The Word for today:
Yesterday, we listed the New Testament "books" (actually letters) written by Paul. Let's review:
Romans, 1 and 2 Corinthians , Galatians, Ephesians, Philippians, Colossians, 1 and 2 Thessalonians, 1 and 2 Timothy, Titus, Philemon, and Hebrews (1).
These letters constitute half of the New Testament titles. Here's how they came to be...
The Apostle Paul was the first to launch an organized effort to reach the Roman world with the gospel. In the process he developed an effective strategy.
Traveling with a team rather than alone, he went to areas where the gospel had not been preached. He would typically launch his campaign from an area's major city. Because of his regard for fellow Jews (and because any Gentiles there had some familiarity with Old Testament scriptures) he would speak first at the area's Jewish synagogues (which had been established throughout the Roman world.)
Those who responded to the gospel formed the nucleus of a local church. Paul and his team would then spend months or occasionally years teaching these new believers. Persecution inevitably developed, at which time the missionary team moved on, trusting the fledgling church to the Holy Spirit. It would then be up to these new believers to reach the outlying areas.
Later on, Paul's team or his representatives revisited the young church. Those who had emerged as spiritual leaders were appointed as elders and the church was given additional teaching.
When a visit was not possible or when Paul heard of special problems, he often wrote a letter of instruction and guidance to the congregation.

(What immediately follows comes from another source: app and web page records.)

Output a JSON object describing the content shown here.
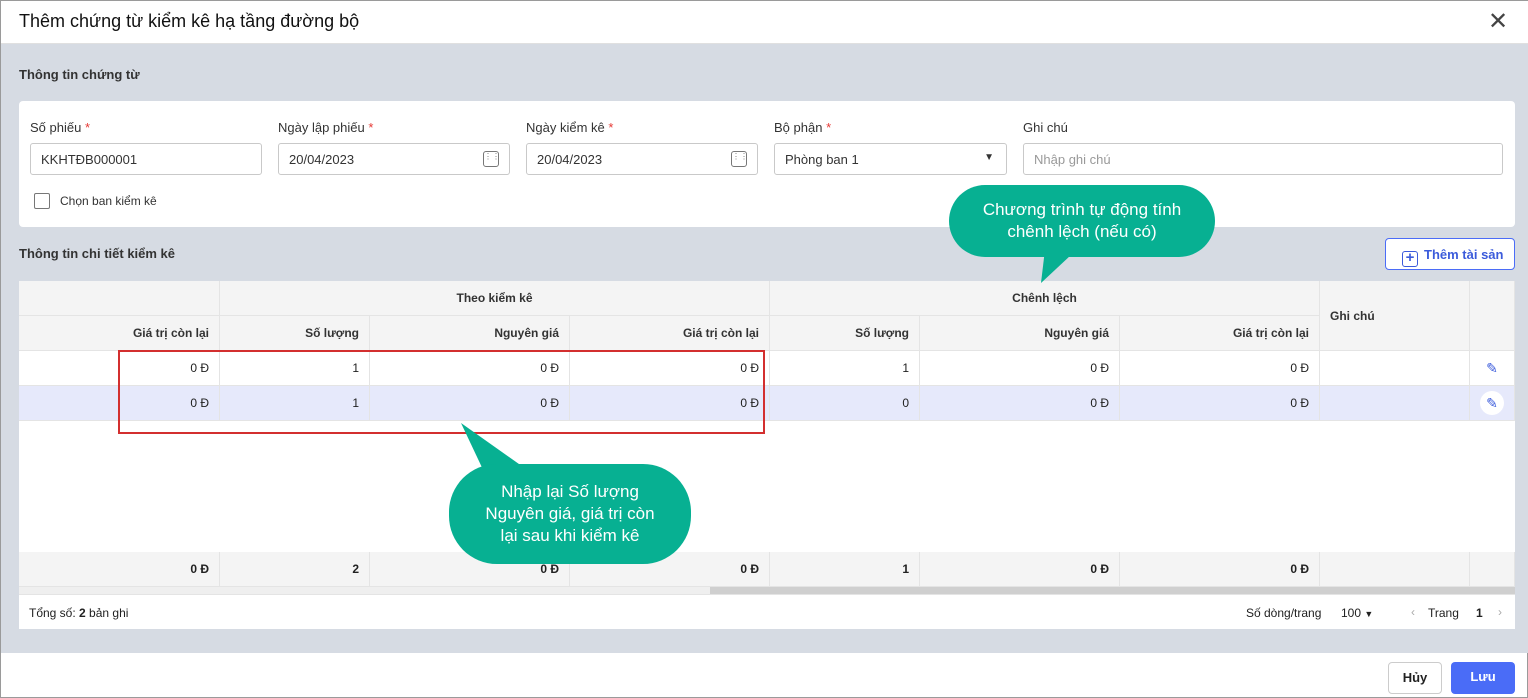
{
  "dialog": {
    "title": "Thêm chứng từ kiểm kê hạ tầng đường bộ"
  },
  "voucher": {
    "section": "Thông tin chứng từ",
    "so_phieu": {
      "label": "Số phiếu",
      "value": "KKHTĐB000001"
    },
    "ngay_lap": {
      "label": "Ngày lập phiếu",
      "value": "20/04/2023"
    },
    "ngay_kiem_ke": {
      "label": "Ngày kiểm kê",
      "value": "20/04/2023"
    },
    "bo_phan": {
      "label": "Bộ phận",
      "value": "Phòng ban 1"
    },
    "ghi_chu": {
      "label": "Ghi chú",
      "placeholder": "Nhập ghi chú"
    },
    "chon_ban": "Chọn ban kiểm kê",
    "required": "*"
  },
  "detail": {
    "section": "Thông tin chi tiết kiểm kê",
    "add_button": "Thêm tài sản",
    "group_headers": [
      "Theo kiểm kê",
      "Chênh lệch"
    ],
    "columns": [
      "Giá trị còn lại",
      "Số lượng",
      "Nguyên giá",
      "Giá trị còn lại",
      "Số lượng",
      "Nguyên giá",
      "Giá trị còn lại",
      "Ghi chú"
    ],
    "rows": [
      [
        "0 Đ",
        "1",
        "0 Đ",
        "0 Đ",
        "1",
        "0 Đ",
        "0 Đ",
        ""
      ],
      [
        "0 Đ",
        "1",
        "0 Đ",
        "0 Đ",
        "0",
        "0 Đ",
        "0 Đ",
        ""
      ]
    ],
    "totals": [
      "0 Đ",
      "2",
      "0 Đ",
      "0 Đ",
      "1",
      "0 Đ",
      "0 Đ",
      ""
    ],
    "footer": {
      "total_prefix": "Tổng số: ",
      "total_count": "2",
      "total_suffix": " bản ghi",
      "page_size_label": "Số dòng/trang",
      "page_size": "100",
      "page_label": "Trang",
      "page": "1"
    }
  },
  "callouts": {
    "top": "Chương trình tự động tính chênh lệch (nếu có)",
    "bottom": "Nhập lại Số lượng Nguyên giá, giá trị còn lại sau khi kiểm kê"
  },
  "actions": {
    "cancel": "Hủy",
    "save": "Lưu"
  }
}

Some of these letters found their way into your Bible.
As we watch the church being born in Acts, we are also watching scripture in-the-making.
(1) the authorship of Hebrews is uncertain